100% its permanent. They were barely selling any when it was at $499. Maybe now sales will pick up.Reply
More likely it's gone to be with Zune...Reply
Nobody likes Metro, and nobody is accepting a walled garden from MS. Especially developers who are abandoning ship.
How is winRT better than random Chinese OS that looks like some other OS but has no actual software for itself? Why would anyone buy winRT? Can it do anything else than check email and listen to music?Reply
They should indeed empty their inventory. Once the Bay Trail tablets arrive, the Surface RT will be even more irrelevant than it is. At least I'm hoping.Reply
11161196 said:How is winRT better than random Chinese OS that looks like some other OS but has no actual software for itself? Why would anyone buy winRT? Can it do anything else than check email and listen to music?
I'm curious to know, what random Chinese OS? Why they'd develop their own OS when Android is free?
Edit: Sorry, double posted for some reason.Reply
eodeo, can it even check e-mail? It doesn't come or work with outlook. :PReply
Also triple post... this is one fine messaging system going here.
11161226 said:I'm curious to know, what random Chinese OS? Why they'd develop their own OS when Android is free?
I was referring to the Chinese iPhone copies. They look like an actual iPhone from both exterior and a quick glance at the UI/icons. They can place calls, listen to music... the basics- but have no actual external software to distinguish themselves from the slightly advanced calculator into an actual smartphone category.
They were made with one thing in mind- to look like something they aren't.
I'm pretty sure you can check emails with RT. I doubt their "smart" status, but not that MS implemented the crudest of the basics- like checking email. Also, I've never used outlook, and I dont plan to start now.
The main advantage to Surface RT tablets over Android/iOS is the regular Windows driver support - tens of thousands of USB devices, printers, etc - that Android and other types of machines likely won't have, along with Windows style multi monitor support, along with actual Office and not some half-arsed app. Personally, I feel that an RT device might actually outstrip Android and iOS devices as productivity devices at the same price point. At $350, I'd consider one over an iPad, though I still favour much cheaper Android tablets because of the cost advantage paired with the much more varied app store - clear advantage in everything but straight up productivity.

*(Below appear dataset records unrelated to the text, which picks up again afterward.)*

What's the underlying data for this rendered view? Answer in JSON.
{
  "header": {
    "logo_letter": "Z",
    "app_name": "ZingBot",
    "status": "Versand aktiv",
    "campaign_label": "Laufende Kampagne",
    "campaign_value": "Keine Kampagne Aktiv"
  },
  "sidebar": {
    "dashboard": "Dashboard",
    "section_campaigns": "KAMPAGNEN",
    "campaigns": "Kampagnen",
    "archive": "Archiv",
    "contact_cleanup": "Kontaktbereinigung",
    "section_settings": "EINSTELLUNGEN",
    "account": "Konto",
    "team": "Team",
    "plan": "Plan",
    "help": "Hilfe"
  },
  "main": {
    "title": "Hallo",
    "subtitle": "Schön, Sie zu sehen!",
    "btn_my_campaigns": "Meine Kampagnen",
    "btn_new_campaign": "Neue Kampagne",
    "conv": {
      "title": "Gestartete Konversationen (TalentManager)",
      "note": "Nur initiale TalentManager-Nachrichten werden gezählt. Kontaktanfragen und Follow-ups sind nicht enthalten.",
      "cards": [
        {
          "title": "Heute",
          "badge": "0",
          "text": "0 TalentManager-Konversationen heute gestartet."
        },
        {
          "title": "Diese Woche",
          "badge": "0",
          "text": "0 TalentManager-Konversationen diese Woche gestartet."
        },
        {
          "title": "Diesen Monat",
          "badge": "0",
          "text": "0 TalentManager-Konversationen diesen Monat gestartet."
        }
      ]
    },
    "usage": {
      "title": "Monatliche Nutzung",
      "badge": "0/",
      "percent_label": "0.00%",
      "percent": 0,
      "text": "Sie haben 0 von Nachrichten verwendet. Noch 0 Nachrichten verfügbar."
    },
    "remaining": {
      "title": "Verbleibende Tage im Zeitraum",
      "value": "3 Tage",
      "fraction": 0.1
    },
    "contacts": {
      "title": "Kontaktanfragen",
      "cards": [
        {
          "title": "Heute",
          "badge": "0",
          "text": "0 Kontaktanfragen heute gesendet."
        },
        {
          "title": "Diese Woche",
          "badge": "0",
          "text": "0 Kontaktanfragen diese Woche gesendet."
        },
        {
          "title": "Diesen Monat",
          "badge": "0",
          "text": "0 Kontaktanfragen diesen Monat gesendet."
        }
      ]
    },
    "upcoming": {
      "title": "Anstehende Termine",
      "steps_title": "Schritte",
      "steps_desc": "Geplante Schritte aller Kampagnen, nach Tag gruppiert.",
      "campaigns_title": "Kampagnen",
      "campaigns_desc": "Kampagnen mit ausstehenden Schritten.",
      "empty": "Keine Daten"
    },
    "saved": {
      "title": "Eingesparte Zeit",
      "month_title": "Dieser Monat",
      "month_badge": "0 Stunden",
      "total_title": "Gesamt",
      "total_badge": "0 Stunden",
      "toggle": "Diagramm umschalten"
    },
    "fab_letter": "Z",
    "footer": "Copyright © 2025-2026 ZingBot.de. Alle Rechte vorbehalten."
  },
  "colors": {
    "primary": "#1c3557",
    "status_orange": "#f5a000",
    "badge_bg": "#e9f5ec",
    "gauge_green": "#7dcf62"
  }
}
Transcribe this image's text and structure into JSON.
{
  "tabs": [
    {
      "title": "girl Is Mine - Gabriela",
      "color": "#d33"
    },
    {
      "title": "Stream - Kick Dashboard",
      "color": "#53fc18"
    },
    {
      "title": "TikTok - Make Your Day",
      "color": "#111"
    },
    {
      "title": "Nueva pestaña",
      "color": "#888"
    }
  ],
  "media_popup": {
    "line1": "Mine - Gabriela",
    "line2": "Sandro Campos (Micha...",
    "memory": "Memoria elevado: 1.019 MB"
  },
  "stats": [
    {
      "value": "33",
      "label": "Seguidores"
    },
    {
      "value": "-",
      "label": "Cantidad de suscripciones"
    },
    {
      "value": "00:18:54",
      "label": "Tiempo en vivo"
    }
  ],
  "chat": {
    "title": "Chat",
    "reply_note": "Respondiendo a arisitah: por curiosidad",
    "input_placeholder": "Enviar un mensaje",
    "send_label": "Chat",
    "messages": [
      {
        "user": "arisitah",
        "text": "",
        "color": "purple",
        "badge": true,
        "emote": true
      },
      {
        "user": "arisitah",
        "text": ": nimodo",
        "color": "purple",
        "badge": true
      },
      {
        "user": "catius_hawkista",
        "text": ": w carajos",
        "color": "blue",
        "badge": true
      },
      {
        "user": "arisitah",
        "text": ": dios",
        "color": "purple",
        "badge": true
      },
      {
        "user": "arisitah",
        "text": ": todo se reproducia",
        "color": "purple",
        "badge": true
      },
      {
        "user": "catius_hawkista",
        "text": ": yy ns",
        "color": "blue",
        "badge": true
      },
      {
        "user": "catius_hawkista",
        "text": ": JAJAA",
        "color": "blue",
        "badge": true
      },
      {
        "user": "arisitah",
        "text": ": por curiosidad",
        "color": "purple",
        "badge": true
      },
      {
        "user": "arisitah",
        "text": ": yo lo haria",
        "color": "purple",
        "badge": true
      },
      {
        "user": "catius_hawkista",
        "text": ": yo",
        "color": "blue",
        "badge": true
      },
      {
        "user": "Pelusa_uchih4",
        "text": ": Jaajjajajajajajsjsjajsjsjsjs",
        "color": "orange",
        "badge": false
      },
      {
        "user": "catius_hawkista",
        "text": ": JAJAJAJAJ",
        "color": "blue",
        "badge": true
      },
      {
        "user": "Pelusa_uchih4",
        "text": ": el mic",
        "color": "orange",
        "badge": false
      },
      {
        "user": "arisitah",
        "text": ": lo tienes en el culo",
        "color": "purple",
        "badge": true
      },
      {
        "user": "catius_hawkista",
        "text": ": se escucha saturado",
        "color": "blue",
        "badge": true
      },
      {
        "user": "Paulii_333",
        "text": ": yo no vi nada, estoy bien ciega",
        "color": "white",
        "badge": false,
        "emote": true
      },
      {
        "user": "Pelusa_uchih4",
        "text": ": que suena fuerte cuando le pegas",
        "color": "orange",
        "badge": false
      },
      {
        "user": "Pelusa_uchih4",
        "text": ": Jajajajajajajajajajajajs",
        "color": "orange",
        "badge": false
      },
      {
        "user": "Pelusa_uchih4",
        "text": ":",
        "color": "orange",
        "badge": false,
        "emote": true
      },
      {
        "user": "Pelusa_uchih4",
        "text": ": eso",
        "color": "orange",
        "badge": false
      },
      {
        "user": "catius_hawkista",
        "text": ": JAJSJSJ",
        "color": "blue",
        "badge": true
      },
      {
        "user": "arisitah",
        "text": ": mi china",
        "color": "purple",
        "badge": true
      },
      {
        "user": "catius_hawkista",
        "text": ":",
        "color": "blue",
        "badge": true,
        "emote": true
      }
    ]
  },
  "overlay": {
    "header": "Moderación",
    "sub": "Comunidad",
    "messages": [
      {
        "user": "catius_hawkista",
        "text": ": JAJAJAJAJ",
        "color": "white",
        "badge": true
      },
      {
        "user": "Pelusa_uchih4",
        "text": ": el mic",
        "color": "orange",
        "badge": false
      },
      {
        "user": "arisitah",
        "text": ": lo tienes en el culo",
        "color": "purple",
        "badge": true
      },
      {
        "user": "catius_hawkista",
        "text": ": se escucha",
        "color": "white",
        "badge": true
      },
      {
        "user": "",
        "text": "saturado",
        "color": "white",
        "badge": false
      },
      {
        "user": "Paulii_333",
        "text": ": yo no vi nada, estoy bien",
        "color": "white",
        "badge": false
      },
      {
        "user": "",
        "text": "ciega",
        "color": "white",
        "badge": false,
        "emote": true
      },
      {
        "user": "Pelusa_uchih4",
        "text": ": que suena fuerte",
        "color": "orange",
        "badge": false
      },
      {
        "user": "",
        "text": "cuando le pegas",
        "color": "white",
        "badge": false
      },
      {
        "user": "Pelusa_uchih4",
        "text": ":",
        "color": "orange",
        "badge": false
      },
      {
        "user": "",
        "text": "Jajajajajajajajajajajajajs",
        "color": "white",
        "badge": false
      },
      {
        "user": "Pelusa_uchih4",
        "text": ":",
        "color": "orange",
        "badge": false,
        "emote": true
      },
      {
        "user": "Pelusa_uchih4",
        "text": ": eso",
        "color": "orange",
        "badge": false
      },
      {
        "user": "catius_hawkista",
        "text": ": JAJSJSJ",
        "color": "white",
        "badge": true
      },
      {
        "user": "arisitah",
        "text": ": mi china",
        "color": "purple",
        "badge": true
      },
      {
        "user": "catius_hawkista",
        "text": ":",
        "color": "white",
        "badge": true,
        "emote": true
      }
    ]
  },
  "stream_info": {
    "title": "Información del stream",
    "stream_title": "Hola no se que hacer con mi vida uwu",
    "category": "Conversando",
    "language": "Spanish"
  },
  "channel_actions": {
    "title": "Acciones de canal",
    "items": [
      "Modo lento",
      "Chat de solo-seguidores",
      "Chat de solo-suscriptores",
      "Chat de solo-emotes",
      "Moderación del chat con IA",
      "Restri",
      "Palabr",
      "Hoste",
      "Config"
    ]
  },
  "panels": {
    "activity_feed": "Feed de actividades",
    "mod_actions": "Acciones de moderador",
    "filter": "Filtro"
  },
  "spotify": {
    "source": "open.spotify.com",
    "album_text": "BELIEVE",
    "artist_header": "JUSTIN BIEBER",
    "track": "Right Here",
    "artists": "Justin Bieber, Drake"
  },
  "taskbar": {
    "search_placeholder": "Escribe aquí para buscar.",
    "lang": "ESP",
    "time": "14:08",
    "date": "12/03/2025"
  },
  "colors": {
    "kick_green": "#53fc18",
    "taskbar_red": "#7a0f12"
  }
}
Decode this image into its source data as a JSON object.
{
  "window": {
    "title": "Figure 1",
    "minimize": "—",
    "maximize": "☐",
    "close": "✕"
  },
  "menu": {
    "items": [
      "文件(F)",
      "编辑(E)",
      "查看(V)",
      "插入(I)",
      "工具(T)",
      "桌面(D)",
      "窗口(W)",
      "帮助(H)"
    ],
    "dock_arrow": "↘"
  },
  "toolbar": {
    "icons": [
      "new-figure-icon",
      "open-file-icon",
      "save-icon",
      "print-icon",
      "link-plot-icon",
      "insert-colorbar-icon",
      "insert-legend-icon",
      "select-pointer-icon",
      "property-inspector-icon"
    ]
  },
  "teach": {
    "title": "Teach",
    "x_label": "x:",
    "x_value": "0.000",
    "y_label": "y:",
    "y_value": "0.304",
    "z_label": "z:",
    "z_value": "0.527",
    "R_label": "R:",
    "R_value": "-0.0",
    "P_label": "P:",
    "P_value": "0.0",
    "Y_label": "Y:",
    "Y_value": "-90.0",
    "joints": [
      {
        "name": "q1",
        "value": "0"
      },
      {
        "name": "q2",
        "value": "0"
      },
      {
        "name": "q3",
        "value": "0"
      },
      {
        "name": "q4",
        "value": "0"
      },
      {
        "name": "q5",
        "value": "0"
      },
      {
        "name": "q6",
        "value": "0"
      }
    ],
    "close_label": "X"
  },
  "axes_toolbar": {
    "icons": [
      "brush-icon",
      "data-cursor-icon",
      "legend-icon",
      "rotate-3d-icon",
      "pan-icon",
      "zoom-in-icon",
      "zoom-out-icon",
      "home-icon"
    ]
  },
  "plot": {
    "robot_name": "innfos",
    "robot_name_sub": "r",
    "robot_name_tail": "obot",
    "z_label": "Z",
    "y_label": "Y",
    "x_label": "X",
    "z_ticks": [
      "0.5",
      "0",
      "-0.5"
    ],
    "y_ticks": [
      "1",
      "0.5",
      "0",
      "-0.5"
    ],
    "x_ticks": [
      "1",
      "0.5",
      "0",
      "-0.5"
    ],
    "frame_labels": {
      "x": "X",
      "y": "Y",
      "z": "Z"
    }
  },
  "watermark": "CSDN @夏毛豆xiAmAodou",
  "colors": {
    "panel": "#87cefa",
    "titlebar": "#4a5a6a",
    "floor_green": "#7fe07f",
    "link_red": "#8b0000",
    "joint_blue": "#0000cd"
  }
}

That being said, if you compare an RT tablet to a full Windows tablet, it's still a clear second best for productivity, and if you want productivity, you generally don't want to compromise.